NCASE Resource Library
This webpage from the Centers for Disease Control (CDC) is focused on the new COVID-19 vaccination recommendation for children aged 5 and older. It provides information on why getting children vaccinated is important, links to help families find vaccines, and data on vaccine safety.
For the first time, an analysis of America After 3PM data examines the experience of children with special needs and disabilities in afterschool programs compared to the overall population of afterschool children.
Power to the Profession is a national collaboration to define the Early Childhood Profession for those serving children birth to age 8 by establishing a framework for career pathways, preparation, competencies, responsibilities and compensation.
This brief highlights the benefits of participation in 21st CCLCs based on their statewide evaluations. Benefits include: promoting academic growth; keeping kids connected and building relationships; engaging, inspiring, and motivating students; and preparing youth for life after high school.
This special Diversity, Equity, and Inclusion (DEI) addition to the IN Afterschool Standards outlines best practices to address the needs of diverse youth and the offering of quality and culturally-responsive programming.
This issue brief provides a policy agenda with concrete ways to advance racial equity in early care and learning systems. It has a guiding framework and includes 14 priorities for states and tribes to consider to invest in equity access, experiences, and outcomes.
This issue brief explores youth civic engagement and activism through its history, the benefits, and why youth participate. It includes a discussion of challenges, barriers, and recommendations along with examples. There are also interviews with youth and researchers, and a robust list of resources.
This brief presents one city’s efforts to engage huge numbers of children and youth in summer programming through the strategic use of extensive public-private partnerships. It offers to other cities a promising model for bringing together program leaders, schools and universities, city planners, philanthropists, businesses, and researchers to benefit children.

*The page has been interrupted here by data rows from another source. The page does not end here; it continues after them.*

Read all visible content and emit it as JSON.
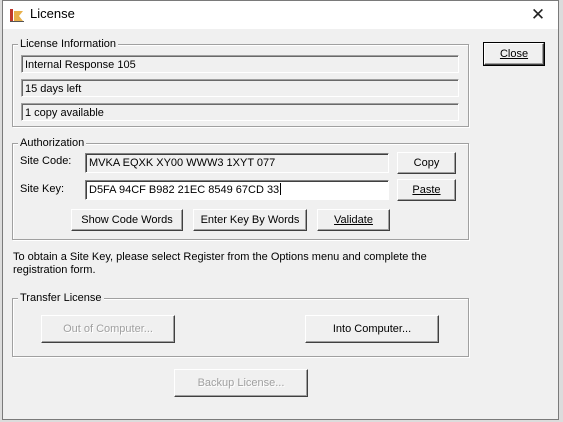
{
  "window": {
    "title": "License",
    "close_glyph": "✕"
  },
  "buttons": {
    "close": "Close",
    "copy": "Copy",
    "paste": "Paste",
    "show_code_words": "Show Code Words",
    "enter_key_by_words": "Enter Key By Words",
    "validate": "Validate",
    "out_of_computer": "Out of Computer...",
    "into_computer": "Into Computer...",
    "backup_license": "Backup License..."
  },
  "license_info": {
    "legend": "License Information",
    "license_type": "Internal Response 105",
    "days_left": "15 days left",
    "copies": "1 copy available"
  },
  "authorization": {
    "legend": "Authorization",
    "site_code_label": "Site Code:",
    "site_code": "MVKA EQXK XY00 WWW3 1XYT 077",
    "site_key_label": "Site Key:",
    "site_key": "D5FA 94CF B982 21EC 8549 67CD 33"
  },
  "note": "To obtain a Site Key, please select Register from the Options menu and complete the registration form.",
  "transfer": {
    "legend": "Transfer License"
  },
  "icons": {
    "app": "app-icon",
    "close": "close-icon"
  }
}
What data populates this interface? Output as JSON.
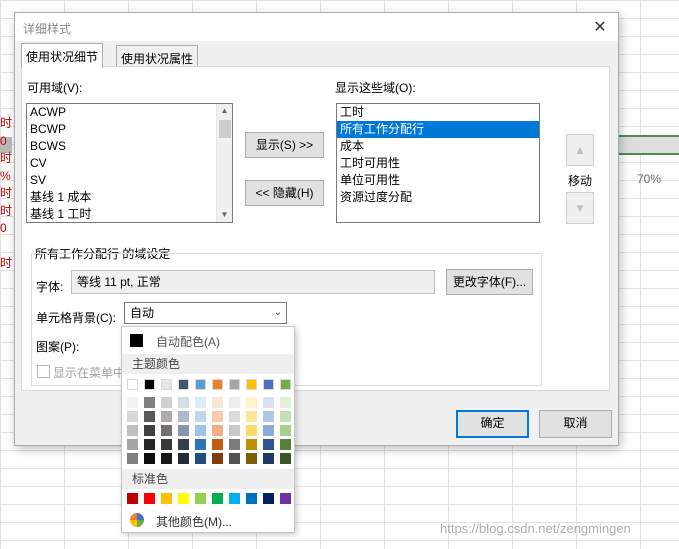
{
  "sheet": {
    "left_cells": [
      "时",
      "0",
      "时",
      "%",
      "时",
      "时",
      "0",
      "",
      "时"
    ],
    "percent_cell": "70%",
    "watermark": "https://blog.csdn.net/zengmingen"
  },
  "dialog": {
    "title": "详细样式",
    "tabs": [
      "使用状况细节",
      "使用状况属性"
    ],
    "available_label": "可用域(V):",
    "available_items": [
      "ACWP",
      "BCWP",
      "BCWS",
      "CV",
      "SV",
      "基线 1 成本",
      "基线 1 工时"
    ],
    "shown_label": "显示这些域(O):",
    "shown_items": [
      "工时",
      "所有工作分配行",
      "成本",
      "工时可用性",
      "单位可用性",
      "资源过度分配"
    ],
    "shown_selected_index": 1,
    "show_button": "显示(S) >>",
    "hide_button": "<< 隐藏(H)",
    "move_label": "移动",
    "group_title": "所有工作分配行 的域设定",
    "font_label": "字体:",
    "font_value": "等线 11 pt, 正常",
    "change_font_button": "更改字体(F)...",
    "cell_bg_label": "单元格背景(C):",
    "cell_bg_value": "自动",
    "pattern_label": "图案(P):",
    "show_in_menu_label": "显示在菜单中",
    "ok_button": "确定",
    "cancel_button": "取消"
  },
  "color_popup": {
    "auto_label": "自动配色(A)",
    "theme_title": "主题颜色",
    "theme_top": [
      "#ffffff",
      "#000000",
      "#e7e6e6",
      "#44546a",
      "#5b9bd5",
      "#ed7d31",
      "#a5a5a5",
      "#ffc000",
      "#4472c4",
      "#70ad47"
    ],
    "theme_shades": [
      [
        "#f2f2f2",
        "#808080",
        "#d0cece",
        "#d6dce4",
        "#deebf6",
        "#fbe5d5",
        "#ededed",
        "#fff2cc",
        "#d9e2f3",
        "#e2efd9"
      ],
      [
        "#d8d8d8",
        "#595959",
        "#aeabab",
        "#adb9ca",
        "#bdd7ee",
        "#f7cbac",
        "#dbdbdb",
        "#fee599",
        "#b4c6e7",
        "#c5e0b3"
      ],
      [
        "#bfbfbf",
        "#3f3f3f",
        "#757070",
        "#8496b0",
        "#9dc3e6",
        "#f4b083",
        "#c9c9c9",
        "#ffd965",
        "#8eaadb",
        "#a8d08d"
      ],
      [
        "#a5a5a5",
        "#262626",
        "#3a3838",
        "#323f4f",
        "#2e75b5",
        "#c55a11",
        "#7b7b7b",
        "#bf9000",
        "#2f5496",
        "#538135"
      ],
      [
        "#7f7f7f",
        "#0c0c0c",
        "#171616",
        "#222a35",
        "#1e4e79",
        "#833c0b",
        "#525252",
        "#7f6000",
        "#1f3864",
        "#375623"
      ]
    ],
    "standard_title": "标准色",
    "standard": [
      "#c00000",
      "#ff0000",
      "#ffc000",
      "#ffff00",
      "#92d050",
      "#00b050",
      "#00b0f0",
      "#0070c0",
      "#002060",
      "#7030a0"
    ],
    "more_label": "其他颜色(M)..."
  }
}
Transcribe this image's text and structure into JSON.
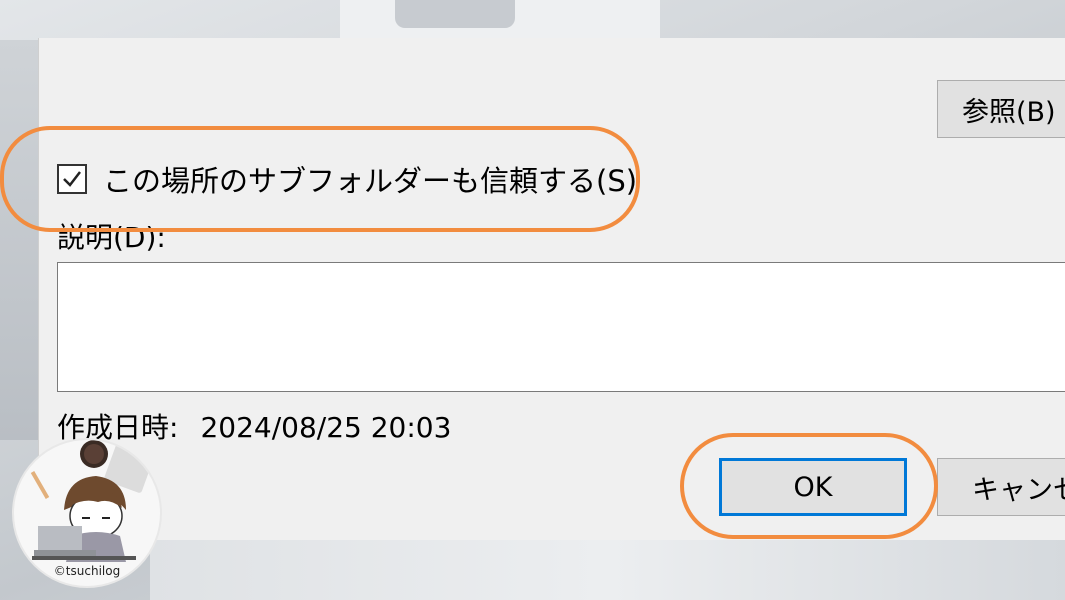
{
  "dialog": {
    "browse_label": "参照(B)",
    "subfolder_checkbox": {
      "label": "この場所のサブフォルダーも信頼する(S)",
      "checked": true
    },
    "description_label": "説明(D):",
    "description_value": "",
    "created_label": "作成日時:",
    "created_value": "2024/08/25 20:03",
    "ok_label": "OK",
    "cancel_label": "キャンセ"
  },
  "highlight_color": "#f28c3f",
  "focus_color": "#0078d7",
  "logo": {
    "text": "©tsuchilog"
  }
}
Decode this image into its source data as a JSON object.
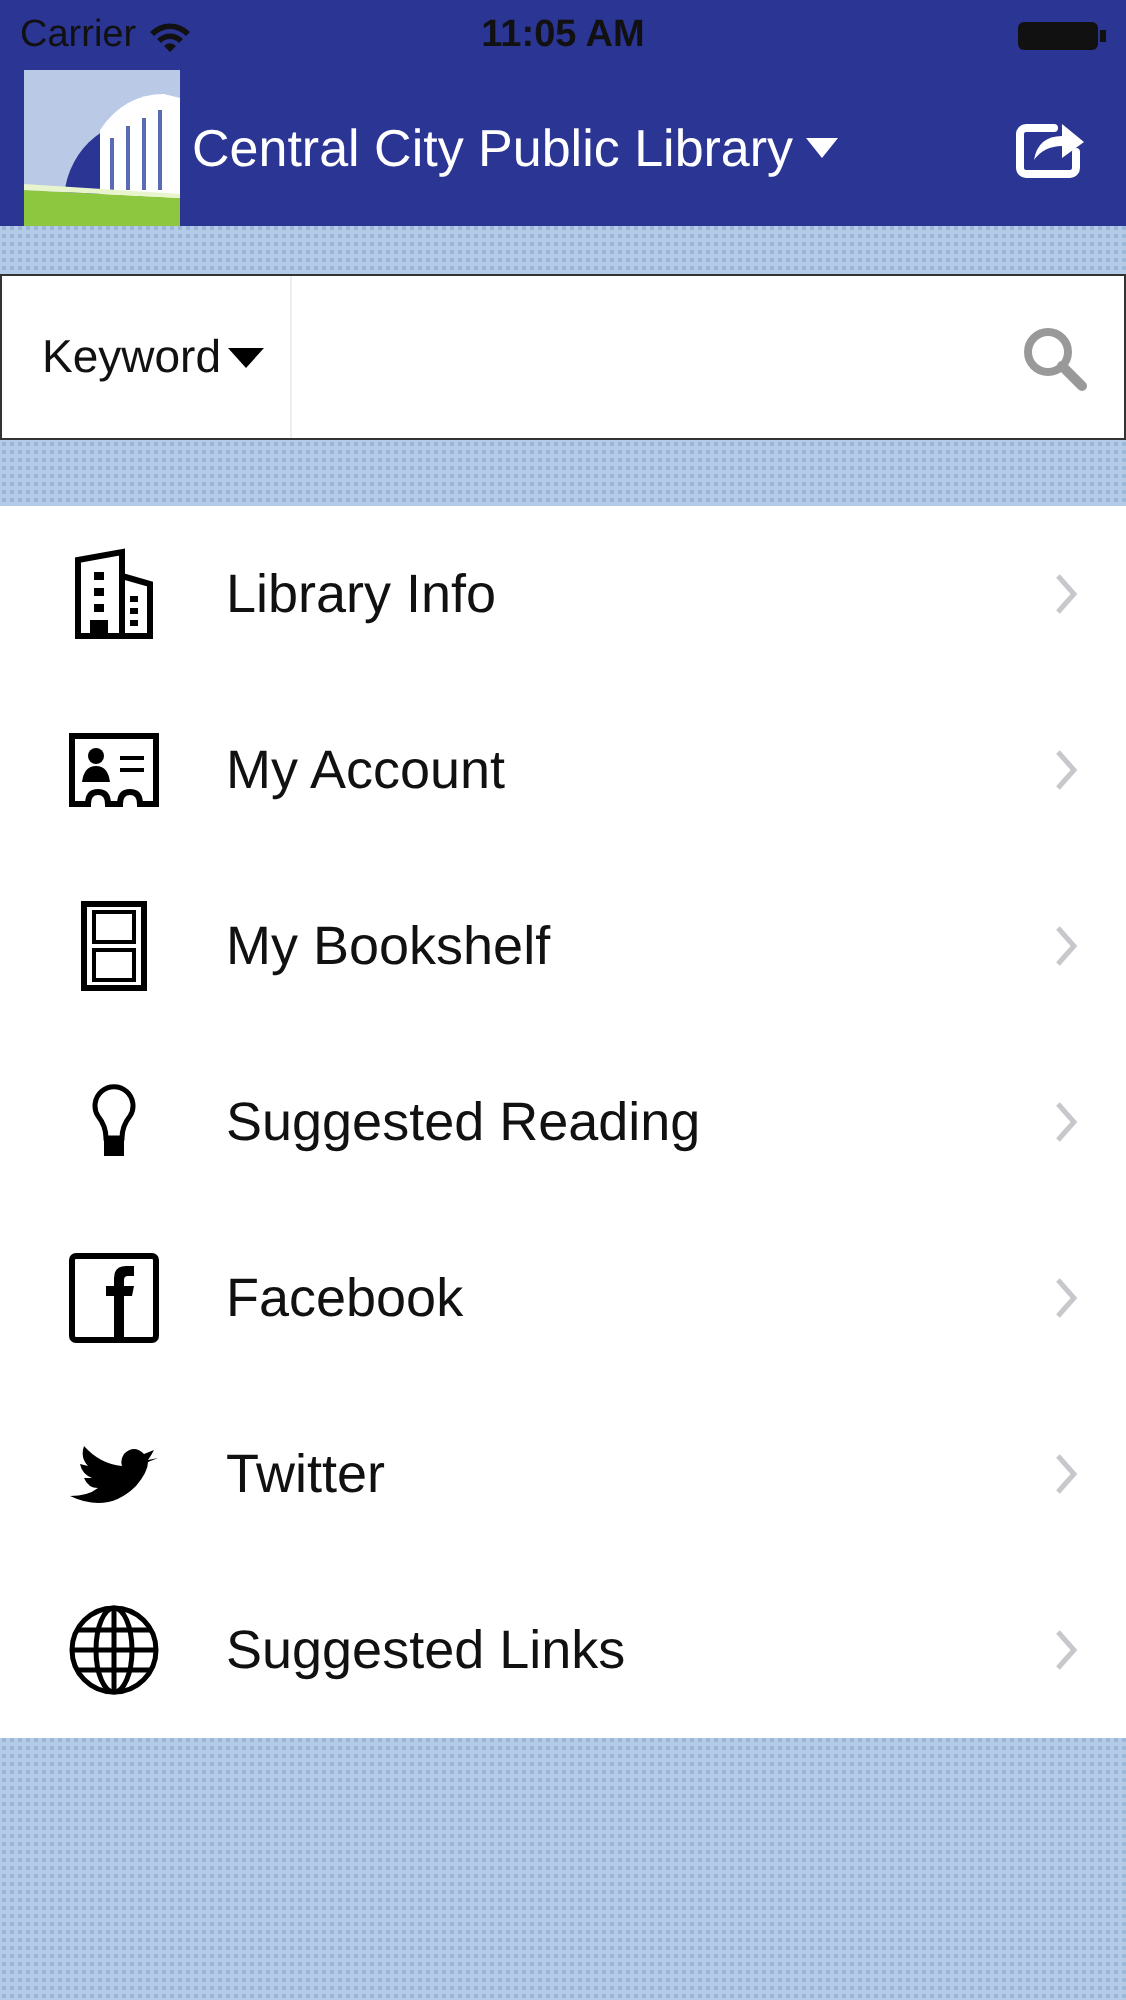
{
  "status_bar": {
    "carrier": "Carrier",
    "time": "11:05 AM"
  },
  "header": {
    "title": "Central City Public Library"
  },
  "search": {
    "scope": "Keyword"
  },
  "menu": [
    {
      "kind": "building",
      "label": "Library Info"
    },
    {
      "kind": "card",
      "label": "My Account"
    },
    {
      "kind": "shelf",
      "label": "My Bookshelf"
    },
    {
      "kind": "bulb",
      "label": "Suggested Reading"
    },
    {
      "kind": "facebook",
      "label": "Facebook"
    },
    {
      "kind": "bird",
      "label": "Twitter"
    },
    {
      "kind": "globe",
      "label": "Suggested Links"
    }
  ]
}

These tools offer individuals the ability to look at U.S. data in specific locales to identify particular communities that will need continued support in recovery. It looks at 15 social factors organized into four themes: (1) socio-economic status, (2) household composition, (3) race/ethnicity/language, and (4) housing/transportation.